- Opening Delimiter -
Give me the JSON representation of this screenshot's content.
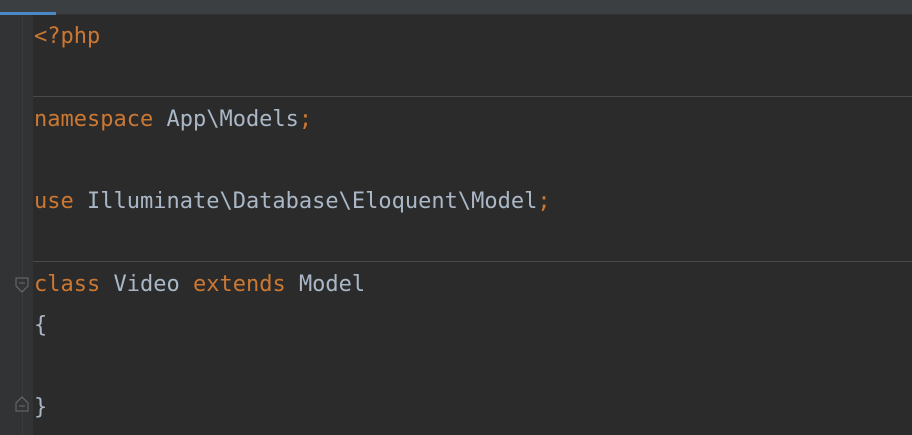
{
  "editor": {
    "language": "php",
    "colors": {
      "background": "#2b2b2b",
      "gutter": "#313335",
      "keyword": "#cc7832",
      "plain": "#a9b7c6",
      "tab_accent": "#4a88c7"
    },
    "lines": {
      "php_open": {
        "tag": "<?php"
      },
      "namespace": {
        "keyword": "namespace",
        "name": "App\\Models",
        "semicolon": ";"
      },
      "use": {
        "keyword": "use",
        "name": "Illuminate\\Database\\Eloquent\\Model",
        "semicolon": ";"
      },
      "class": {
        "keyword_class": "class",
        "name": "Video",
        "keyword_extends": "extends",
        "parent": "Model"
      },
      "brace_open": "{",
      "brace_close": "}"
    }
  }
}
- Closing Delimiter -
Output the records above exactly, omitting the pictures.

Give me the JSON representation of this screenshot's content.
{
  "editor": {
    "language": "php",
    "colors": {
      "background": "#2b2b2b",
      "gutter": "#313335",
      "keyword": "#cc7832",
      "plain": "#a9b7c6",
      "tab_accent": "#4a88c7"
    },
    "lines": {
      "php_open": {
        "tag": "<?php"
      },
      "namespace": {
        "keyword": "namespace",
        "name": "App\\Models",
        "semicolon": ";"
      },
      "use": {
        "keyword": "use",
        "name": "Illuminate\\Database\\Eloquent\\Model",
        "semicolon": ";"
      },
      "class": {
        "keyword_class": "class",
        "name": "Video",
        "keyword_extends": "extends",
        "parent": "Model"
      },
      "brace_open": "{",
      "brace_close": "}"
    }
  }
}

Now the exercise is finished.